Maintaining Steam Traps
Failed steam traps waste energy and adversely affect product quality. Therefore, a maintenance program for
steam traps is a good investment.
Most plant and facilities professionals with steam systems in their care have asked questions like the
• What are the signs of a malfunctioning steam trap?
• What inspection techniques are available?
• What testing instruments should we use?
• How do we start a steam trap maintenance management program?
• What kind of training resources are required?
Steam Trap Basics
Basically, all steam traps have the same function. They allow condensate and non-condensable gases to
escape while holding steam in a device where a thermal or heat transfer process occurs. A regulator
controls the input side of the process, and the steam, after releasing energy to the process, condenses and
reverts back to its liquid state. The purpose of the steam trap is to retain steam in the heating element and to
release the non-condensable gases and condensate. The principal design consideration is to balance the
condensing rate and the import rate of the control device on the input side with the exiting condensate.
Properly sized traps relieve the condensate, react quickly to changes in load, and trap the steam while
allowing air and other non-condensable gases to escape.
Finding Malfunctioning Traps
As with any mechanical device, a steam trap can malfunction. If the steam trap fails closed, the device that
should be draining will flood, the heat transfer process will stop, and whatever product is being produced will
no longer be up to the required quality standards. If the trap fails open, there will be a waste of energy, steam
will not be completely consumed or condensed in the exchanger, and steam will blow through. It should be
noted that a plume of steam escaping from some part of the condensate-return system signals such a
condition. It is difficult to determine whether a steam trap has failed just partially open, indicating a slow leak
and a developing failure. Such a failure could persist for quite some time without any outward sign.
Therefore, a maintenance person should make periodic surveys of the installed base of steam traps. We
emphasize that steam blowing through a trap indicates that the trap needs to be repaired or replaced.
Trap Inspection Methods
Oftentimes, a misapplied steam trap—too small, the wrong design—will malfunction. Ultrasonic, infrared
temperature measurements, and visual inspection have proven useful to maintenance personnel in
checking for malfunctioning steam traps with ultrasound being most reliable. There are enough variables in
the system (back pressure, for example) so that temperature is not the most reliable indicator. Portable
infrared thermometers provide close estimations of pressures on valves, traps, and coil heaters. These
devices are also useful for spotting conditions such as heat loss, the need for insulation, overheating,
overloads, and cooling failures. Thus, we recommend that an infrared thermometer be used along with
Traps that have failed completely open are easy to detect, the object is to find failing traps before they fail
completely. Ultrasonic testing can do that. "In essence, using an ultrasonic instrument allows us to inspect
inside the steam trap and piping system, allowing us detect a leaking steam trap, Ultrasonic detectors
translate ultrasonic emissions into sounds the human ear can hear.” Technicians who use ultrasonic

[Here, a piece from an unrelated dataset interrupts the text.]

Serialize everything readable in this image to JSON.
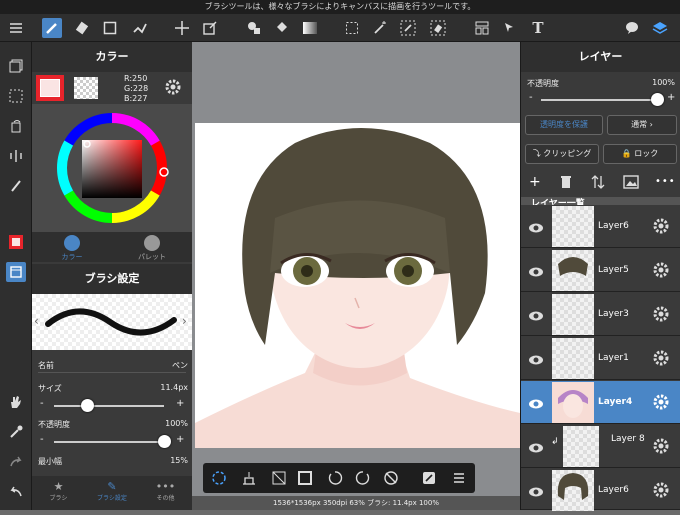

detectors on a daily basis can achieve accuracy that exceeds 98%. And regarding frequency of inspections,
we recommend that process components of equipment as well as drip, main steam traps should be
checked twice a year. Heating steam traps (in facilities that use steam for space heating) should be tested
annually. And stress the importance of instituting a reporting system to keep tabs on the location, type, size,
capacity, and condition of all traps in a steam system.
Creating A Maintenance Program
A steam system maintenance program should provide total-system training and include a reference manual
written for plant personnel so they will have a reliable guide for the future. On-site work-shops include a plant
audit and that personnel be shown how to collect data for their own predictive maintenance program.
Correcting the problems and energy losses documented during the initial audit will pay for the costs of the
consultants/instructors within months.
For a maintenance management program to work, it is imperative to identify and document all components
in both the steam system and the condensate return system. Steam systems are often a maze of lines
going in every direction. Most have been modified over the years, and maintenance personnel probably have
no idea how steam is distributed throughout the plant.
When blueprints do exist, they should be studied to get a full understanding of the steam system, the
distribution of piping, and the placement of critical equipment such as valves and traps. If there are no
drawings, new ones should be created. Blueprints should depict the entire system, including boilers, main
distribution lines, and the heat-transfer system. These plans need not be full isometric presentations; flow
diagrams are sufficient for 90% of a facility's operation. In addition, the locations of heat exchangers, steam
traps and valves should be included for future surveys.
"A steam trap maintenance management program can pay for itself in less than a year. And the savings will
multiply as the years pass."